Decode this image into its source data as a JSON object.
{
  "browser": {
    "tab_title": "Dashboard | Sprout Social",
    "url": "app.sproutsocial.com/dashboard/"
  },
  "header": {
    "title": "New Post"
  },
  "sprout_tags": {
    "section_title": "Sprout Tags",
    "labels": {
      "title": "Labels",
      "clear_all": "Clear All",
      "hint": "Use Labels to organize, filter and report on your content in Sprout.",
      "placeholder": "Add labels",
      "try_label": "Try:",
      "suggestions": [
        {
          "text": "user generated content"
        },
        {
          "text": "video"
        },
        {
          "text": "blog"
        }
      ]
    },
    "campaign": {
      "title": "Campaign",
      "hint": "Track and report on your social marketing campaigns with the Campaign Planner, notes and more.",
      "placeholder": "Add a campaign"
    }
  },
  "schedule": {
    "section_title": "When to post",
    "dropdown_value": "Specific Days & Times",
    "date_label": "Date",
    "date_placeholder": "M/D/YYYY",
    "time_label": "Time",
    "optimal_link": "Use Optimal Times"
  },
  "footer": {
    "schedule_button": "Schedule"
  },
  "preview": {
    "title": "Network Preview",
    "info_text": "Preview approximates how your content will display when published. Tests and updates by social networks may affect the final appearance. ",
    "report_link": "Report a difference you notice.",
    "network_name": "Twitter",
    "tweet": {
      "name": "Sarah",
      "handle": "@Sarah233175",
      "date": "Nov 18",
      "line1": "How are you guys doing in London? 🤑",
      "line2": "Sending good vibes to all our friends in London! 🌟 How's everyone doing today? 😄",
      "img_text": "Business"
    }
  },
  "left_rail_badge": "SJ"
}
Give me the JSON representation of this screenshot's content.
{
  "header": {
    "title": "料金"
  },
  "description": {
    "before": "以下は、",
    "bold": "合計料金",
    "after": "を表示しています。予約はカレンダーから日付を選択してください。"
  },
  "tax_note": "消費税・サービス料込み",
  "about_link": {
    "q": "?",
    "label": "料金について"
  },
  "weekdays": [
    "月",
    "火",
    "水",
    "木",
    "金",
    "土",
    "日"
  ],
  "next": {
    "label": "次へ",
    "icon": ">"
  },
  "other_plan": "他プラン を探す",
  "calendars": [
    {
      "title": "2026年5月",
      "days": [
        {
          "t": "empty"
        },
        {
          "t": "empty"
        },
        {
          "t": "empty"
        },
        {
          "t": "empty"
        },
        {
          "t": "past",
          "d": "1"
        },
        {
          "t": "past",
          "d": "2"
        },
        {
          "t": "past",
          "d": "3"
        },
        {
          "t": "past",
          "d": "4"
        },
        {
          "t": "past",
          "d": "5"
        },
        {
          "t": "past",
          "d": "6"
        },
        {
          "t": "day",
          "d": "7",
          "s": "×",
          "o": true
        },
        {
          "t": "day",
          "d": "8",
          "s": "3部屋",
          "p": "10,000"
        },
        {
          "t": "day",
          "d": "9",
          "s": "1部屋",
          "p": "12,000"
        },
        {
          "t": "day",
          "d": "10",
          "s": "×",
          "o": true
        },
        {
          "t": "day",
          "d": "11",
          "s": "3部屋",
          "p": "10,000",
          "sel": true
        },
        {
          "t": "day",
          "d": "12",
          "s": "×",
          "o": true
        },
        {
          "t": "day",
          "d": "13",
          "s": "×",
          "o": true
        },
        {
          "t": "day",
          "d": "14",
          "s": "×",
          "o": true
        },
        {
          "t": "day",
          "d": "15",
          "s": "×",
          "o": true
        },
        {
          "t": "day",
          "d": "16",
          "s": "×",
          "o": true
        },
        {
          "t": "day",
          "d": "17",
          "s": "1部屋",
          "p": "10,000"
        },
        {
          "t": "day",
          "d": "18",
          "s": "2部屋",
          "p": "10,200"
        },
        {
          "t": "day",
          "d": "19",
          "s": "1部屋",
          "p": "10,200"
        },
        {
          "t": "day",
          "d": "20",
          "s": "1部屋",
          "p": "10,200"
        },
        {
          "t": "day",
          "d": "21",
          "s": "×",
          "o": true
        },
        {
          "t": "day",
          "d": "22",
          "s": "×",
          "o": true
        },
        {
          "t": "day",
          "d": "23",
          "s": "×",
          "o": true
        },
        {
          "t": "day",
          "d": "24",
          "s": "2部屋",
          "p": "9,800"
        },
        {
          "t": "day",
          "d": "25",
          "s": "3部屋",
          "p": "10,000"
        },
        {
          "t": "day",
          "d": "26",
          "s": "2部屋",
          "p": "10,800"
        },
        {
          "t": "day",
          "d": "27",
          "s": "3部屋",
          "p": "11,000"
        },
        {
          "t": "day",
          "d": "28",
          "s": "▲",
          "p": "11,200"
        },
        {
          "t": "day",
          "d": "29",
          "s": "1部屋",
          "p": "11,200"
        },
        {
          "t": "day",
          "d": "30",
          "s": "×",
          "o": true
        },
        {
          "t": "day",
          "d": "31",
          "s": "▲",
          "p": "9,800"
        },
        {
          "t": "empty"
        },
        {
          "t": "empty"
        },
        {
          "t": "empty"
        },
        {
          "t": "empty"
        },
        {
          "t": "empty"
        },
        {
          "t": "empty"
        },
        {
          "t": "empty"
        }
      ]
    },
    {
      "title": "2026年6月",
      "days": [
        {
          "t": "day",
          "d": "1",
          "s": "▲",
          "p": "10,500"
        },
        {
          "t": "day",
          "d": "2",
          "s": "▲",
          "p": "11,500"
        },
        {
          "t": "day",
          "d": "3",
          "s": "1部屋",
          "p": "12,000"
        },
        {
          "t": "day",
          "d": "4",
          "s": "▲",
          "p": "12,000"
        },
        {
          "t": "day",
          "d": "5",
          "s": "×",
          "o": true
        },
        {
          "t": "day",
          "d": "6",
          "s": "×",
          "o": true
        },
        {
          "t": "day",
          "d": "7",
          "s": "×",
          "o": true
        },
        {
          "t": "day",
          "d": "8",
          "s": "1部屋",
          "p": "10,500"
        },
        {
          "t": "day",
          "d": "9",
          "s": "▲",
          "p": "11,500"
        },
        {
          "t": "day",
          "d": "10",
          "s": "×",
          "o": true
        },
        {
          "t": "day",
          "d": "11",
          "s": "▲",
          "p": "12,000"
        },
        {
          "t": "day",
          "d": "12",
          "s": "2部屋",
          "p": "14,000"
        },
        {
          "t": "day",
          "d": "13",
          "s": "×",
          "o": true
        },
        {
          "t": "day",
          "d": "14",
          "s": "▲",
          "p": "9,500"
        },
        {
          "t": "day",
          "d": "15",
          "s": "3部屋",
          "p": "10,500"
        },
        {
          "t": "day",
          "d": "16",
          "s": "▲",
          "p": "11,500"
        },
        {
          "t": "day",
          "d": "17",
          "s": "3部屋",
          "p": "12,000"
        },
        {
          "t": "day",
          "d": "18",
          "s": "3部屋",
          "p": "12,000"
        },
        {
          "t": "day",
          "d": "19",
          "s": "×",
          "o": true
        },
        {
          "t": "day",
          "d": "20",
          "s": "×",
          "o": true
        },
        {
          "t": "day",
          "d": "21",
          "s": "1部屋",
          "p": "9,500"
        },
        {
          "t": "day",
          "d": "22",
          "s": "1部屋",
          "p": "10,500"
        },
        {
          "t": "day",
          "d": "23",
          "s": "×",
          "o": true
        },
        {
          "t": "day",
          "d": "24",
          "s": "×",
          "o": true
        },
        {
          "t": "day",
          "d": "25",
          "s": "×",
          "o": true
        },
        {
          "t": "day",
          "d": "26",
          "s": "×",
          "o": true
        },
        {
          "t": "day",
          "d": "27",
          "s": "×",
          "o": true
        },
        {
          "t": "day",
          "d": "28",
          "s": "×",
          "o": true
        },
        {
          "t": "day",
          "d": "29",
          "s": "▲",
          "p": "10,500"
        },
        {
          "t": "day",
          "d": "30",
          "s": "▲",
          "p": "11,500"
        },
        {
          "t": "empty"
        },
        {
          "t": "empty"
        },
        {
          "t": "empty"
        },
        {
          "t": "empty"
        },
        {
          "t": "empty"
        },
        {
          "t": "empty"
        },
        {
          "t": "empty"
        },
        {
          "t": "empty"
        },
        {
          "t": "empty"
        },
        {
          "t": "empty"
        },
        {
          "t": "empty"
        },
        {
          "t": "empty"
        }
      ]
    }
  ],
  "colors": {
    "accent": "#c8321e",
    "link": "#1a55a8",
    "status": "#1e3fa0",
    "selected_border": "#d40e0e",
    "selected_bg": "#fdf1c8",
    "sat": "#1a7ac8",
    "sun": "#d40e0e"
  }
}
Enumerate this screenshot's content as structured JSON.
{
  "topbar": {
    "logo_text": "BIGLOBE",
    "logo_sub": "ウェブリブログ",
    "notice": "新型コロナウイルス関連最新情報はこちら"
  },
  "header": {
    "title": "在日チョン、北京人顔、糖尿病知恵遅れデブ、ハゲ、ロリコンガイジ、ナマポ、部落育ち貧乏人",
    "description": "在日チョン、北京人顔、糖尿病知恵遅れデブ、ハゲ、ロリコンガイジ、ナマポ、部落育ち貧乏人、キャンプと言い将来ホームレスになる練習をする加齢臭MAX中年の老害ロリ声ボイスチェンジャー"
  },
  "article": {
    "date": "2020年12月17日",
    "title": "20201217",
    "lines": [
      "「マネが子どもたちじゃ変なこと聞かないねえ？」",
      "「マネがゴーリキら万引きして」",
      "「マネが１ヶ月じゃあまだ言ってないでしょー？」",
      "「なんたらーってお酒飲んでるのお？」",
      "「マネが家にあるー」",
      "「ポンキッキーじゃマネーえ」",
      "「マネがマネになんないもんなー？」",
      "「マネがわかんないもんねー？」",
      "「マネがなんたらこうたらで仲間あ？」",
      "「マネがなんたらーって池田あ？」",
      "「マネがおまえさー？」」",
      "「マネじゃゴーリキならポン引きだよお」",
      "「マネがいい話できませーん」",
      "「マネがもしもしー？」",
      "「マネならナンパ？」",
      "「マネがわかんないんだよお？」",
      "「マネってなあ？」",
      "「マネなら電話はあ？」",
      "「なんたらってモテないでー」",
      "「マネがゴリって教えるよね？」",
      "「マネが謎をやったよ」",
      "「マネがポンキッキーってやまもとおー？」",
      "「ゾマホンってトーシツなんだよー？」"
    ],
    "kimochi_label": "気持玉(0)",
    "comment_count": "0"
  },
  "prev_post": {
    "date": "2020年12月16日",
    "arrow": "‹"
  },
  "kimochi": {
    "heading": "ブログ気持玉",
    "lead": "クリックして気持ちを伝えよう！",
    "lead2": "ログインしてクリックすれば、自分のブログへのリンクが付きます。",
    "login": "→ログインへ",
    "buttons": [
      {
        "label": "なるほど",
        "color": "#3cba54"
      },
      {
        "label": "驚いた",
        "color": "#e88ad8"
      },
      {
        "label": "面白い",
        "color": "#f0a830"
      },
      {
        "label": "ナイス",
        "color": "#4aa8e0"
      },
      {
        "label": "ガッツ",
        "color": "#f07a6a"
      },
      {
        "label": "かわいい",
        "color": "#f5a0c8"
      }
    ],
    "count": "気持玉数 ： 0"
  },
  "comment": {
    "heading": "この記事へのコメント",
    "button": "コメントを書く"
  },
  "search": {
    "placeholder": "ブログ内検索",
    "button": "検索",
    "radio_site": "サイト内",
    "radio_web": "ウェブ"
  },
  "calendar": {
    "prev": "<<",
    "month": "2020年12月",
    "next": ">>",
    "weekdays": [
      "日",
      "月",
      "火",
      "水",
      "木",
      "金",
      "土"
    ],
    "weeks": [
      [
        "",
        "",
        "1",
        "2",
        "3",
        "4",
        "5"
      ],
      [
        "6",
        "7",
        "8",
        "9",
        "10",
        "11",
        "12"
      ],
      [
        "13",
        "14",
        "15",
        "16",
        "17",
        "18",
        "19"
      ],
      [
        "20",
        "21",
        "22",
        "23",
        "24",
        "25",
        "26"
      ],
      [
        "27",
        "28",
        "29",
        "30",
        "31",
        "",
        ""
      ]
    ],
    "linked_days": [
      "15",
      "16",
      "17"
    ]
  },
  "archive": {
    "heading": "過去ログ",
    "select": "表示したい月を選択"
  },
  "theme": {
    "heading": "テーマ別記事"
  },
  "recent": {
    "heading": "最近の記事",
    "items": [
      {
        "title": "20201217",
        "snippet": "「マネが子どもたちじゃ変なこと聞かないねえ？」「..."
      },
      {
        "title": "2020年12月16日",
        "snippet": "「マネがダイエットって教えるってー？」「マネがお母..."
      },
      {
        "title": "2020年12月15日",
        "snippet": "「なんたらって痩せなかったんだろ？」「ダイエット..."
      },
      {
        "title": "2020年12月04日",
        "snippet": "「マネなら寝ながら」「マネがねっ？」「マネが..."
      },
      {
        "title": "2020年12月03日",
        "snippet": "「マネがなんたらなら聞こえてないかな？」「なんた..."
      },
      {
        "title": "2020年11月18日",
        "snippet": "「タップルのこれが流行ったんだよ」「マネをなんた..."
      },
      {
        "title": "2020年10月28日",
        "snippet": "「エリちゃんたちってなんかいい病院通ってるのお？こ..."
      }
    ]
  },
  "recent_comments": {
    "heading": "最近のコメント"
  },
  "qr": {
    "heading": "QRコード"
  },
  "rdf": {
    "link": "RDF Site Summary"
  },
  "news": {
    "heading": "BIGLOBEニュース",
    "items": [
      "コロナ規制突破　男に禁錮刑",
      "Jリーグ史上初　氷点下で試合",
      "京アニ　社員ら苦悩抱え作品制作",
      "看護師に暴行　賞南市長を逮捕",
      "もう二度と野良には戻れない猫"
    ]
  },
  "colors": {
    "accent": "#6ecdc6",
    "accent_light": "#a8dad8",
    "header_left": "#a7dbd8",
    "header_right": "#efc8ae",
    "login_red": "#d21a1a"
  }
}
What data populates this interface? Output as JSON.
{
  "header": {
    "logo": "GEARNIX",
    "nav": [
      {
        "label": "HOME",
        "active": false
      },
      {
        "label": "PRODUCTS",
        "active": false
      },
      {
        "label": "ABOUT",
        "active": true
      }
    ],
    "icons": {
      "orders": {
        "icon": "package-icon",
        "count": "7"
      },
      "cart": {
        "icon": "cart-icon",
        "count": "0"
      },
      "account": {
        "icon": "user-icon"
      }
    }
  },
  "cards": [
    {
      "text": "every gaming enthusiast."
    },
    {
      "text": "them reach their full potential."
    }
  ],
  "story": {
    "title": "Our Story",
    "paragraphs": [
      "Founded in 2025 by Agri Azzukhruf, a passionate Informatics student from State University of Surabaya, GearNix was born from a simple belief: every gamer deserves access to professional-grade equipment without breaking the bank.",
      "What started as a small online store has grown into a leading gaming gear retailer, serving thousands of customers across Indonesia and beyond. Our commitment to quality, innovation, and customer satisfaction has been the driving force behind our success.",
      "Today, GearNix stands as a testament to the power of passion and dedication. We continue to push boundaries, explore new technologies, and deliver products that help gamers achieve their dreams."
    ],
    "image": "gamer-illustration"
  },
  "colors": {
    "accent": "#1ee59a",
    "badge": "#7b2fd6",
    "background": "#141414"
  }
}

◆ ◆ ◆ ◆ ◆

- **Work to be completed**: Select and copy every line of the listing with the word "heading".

- **Expected answer**:
    "heading": "ブログ気持玉",
    "heading": "この記事へのコメント",
    "heading": "過去ログ",
    "heading": "テーマ別記事"
    "heading": "最近の記事",
    "heading": "最近のコメント"
    "heading": "QRコード"
    "heading": "BIGLOBEニュース",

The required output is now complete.